Down to the final line, print the records again exactly.

○ ○ ○ ○ ○ ○ ○

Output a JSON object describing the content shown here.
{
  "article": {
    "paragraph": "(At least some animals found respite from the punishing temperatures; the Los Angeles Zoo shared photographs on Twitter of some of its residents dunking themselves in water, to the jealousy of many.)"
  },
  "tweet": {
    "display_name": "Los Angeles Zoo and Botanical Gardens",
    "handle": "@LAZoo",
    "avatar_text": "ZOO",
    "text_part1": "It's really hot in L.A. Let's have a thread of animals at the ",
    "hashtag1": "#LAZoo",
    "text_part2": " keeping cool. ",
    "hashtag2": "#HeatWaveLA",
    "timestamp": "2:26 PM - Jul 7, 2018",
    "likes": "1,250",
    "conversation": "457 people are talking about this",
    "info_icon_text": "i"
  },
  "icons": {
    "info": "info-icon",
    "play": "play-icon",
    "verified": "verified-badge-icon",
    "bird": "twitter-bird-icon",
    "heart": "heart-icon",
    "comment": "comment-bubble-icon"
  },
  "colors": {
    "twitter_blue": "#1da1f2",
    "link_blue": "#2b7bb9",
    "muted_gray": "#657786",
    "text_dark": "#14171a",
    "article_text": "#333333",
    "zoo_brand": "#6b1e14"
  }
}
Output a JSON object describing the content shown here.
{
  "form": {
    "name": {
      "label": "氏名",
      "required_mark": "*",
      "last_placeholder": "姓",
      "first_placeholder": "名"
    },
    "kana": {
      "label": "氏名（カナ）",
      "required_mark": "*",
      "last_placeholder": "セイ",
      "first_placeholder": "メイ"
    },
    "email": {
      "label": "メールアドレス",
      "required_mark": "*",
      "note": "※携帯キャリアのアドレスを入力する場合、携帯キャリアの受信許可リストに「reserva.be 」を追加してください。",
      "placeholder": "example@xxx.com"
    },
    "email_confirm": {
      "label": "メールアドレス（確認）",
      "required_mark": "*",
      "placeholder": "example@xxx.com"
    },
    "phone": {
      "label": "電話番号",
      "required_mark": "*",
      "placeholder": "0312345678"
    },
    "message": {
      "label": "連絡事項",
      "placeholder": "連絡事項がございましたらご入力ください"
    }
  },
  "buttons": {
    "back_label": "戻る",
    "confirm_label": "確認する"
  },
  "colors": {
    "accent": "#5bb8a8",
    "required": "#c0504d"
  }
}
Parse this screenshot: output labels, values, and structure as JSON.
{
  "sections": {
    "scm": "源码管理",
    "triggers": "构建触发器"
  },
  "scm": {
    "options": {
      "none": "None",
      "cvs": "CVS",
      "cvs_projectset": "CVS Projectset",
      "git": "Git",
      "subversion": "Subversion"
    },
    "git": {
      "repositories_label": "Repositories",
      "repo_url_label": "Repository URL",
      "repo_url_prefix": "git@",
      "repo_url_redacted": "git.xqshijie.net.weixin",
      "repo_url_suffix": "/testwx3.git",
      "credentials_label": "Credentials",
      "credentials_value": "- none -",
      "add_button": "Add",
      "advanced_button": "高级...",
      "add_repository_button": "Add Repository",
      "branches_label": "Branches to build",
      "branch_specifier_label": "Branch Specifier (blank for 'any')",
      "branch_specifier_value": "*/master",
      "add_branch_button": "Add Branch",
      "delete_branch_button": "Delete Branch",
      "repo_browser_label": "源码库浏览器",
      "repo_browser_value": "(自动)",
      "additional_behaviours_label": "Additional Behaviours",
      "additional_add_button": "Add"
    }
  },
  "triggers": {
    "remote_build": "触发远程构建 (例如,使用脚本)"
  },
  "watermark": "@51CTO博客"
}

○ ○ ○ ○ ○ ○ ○

• _Result of this task_:
Output a JSON object describing the content shown here.
{
  "article": {
    "paragraph": "(At least some animals found respite from the punishing temperatures; the Los Angeles Zoo shared photographs on Twitter of some of its residents dunking themselves in water, to the jealousy of many.)"
  },
  "tweet": {
    "display_name": "Los Angeles Zoo and Botanical Gardens",
    "handle": "@LAZoo",
    "avatar_text": "ZOO",
    "text_part1": "It's really hot in L.A. Let's have a thread of animals at the ",
    "hashtag1": "#LAZoo",
    "text_part2": " keeping cool. ",
    "hashtag2": "#HeatWaveLA",
    "timestamp": "2:26 PM - Jul 7, 2018",
    "likes": "1,250",
    "conversation": "457 people are talking about this",
    "info_icon_text": "i"
  },
  "icons": {
    "info": "info-icon",
    "play": "play-icon",
    "verified": "verified-badge-icon",
    "bird": "twitter-bird-icon",
    "heart": "heart-icon",
    "comment": "comment-bubble-icon"
  },
  "colors": {
    "twitter_blue": "#1da1f2",
    "link_blue": "#2b7bb9",
    "muted_gray": "#657786",
    "text_dark": "#14171a",
    "article_text": "#333333",
    "zoo_brand": "#6b1e14"
  }
}
Output a JSON object describing the content shown here.
{
  "form": {
    "name": {
      "label": "氏名",
      "required_mark": "*",
      "last_placeholder": "姓",
      "first_placeholder": "名"
    },
    "kana": {
      "label": "氏名（カナ）",
      "required_mark": "*",
      "last_placeholder": "セイ",
      "first_placeholder": "メイ"
    },
    "email": {
      "label": "メールアドレス",
      "required_mark": "*",
      "note": "※携帯キャリアのアドレスを入力する場合、携帯キャリアの受信許可リストに「reserva.be 」を追加してください。",
      "placeholder": "example@xxx.com"
    },
    "email_confirm": {
      "label": "メールアドレス（確認）",
      "required_mark": "*",
      "placeholder": "example@xxx.com"
    },
    "phone": {
      "label": "電話番号",
      "required_mark": "*",
      "placeholder": "0312345678"
    },
    "message": {
      "label": "連絡事項",
      "placeholder": "連絡事項がございましたらご入力ください"
    }
  },
  "buttons": {
    "back_label": "戻る",
    "confirm_label": "確認する"
  },
  "colors": {
    "accent": "#5bb8a8",
    "required": "#c0504d"
  }
}
Parse this screenshot: output labels, values, and structure as JSON.
{
  "sections": {
    "scm": "源码管理",
    "triggers": "构建触发器"
  },
  "scm": {
    "options": {
      "none": "None",
      "cvs": "CVS",
      "cvs_projectset": "CVS Projectset",
      "git": "Git",
      "subversion": "Subversion"
    },
    "git": {
      "repositories_label": "Repositories",
      "repo_url_label": "Repository URL",
      "repo_url_prefix": "git@",
      "repo_url_redacted": "git.xqshijie.net.weixin",
      "repo_url_suffix": "/testwx3.git",
      "credentials_label": "Credentials",
      "credentials_value": "- none -",
      "add_button": "Add",
      "advanced_button": "高级...",
      "add_repository_button": "Add Repository",
      "branches_label": "Branches to build",
      "branch_specifier_label": "Branch Specifier (blank for 'any')",
      "branch_specifier_value": "*/master",
      "add_branch_button": "Add Branch",
      "delete_branch_button": "Delete Branch",
      "repo_browser_label": "源码库浏览器",
      "repo_browser_value": "(自动)",
      "additional_behaviours_label": "Additional Behaviours",
      "additional_add_button": "Add"
    }
  },
  "triggers": {
    "remote_build": "触发远程构建 (例如,使用脚本)"
  },
  "watermark": "@51CTO博客"
}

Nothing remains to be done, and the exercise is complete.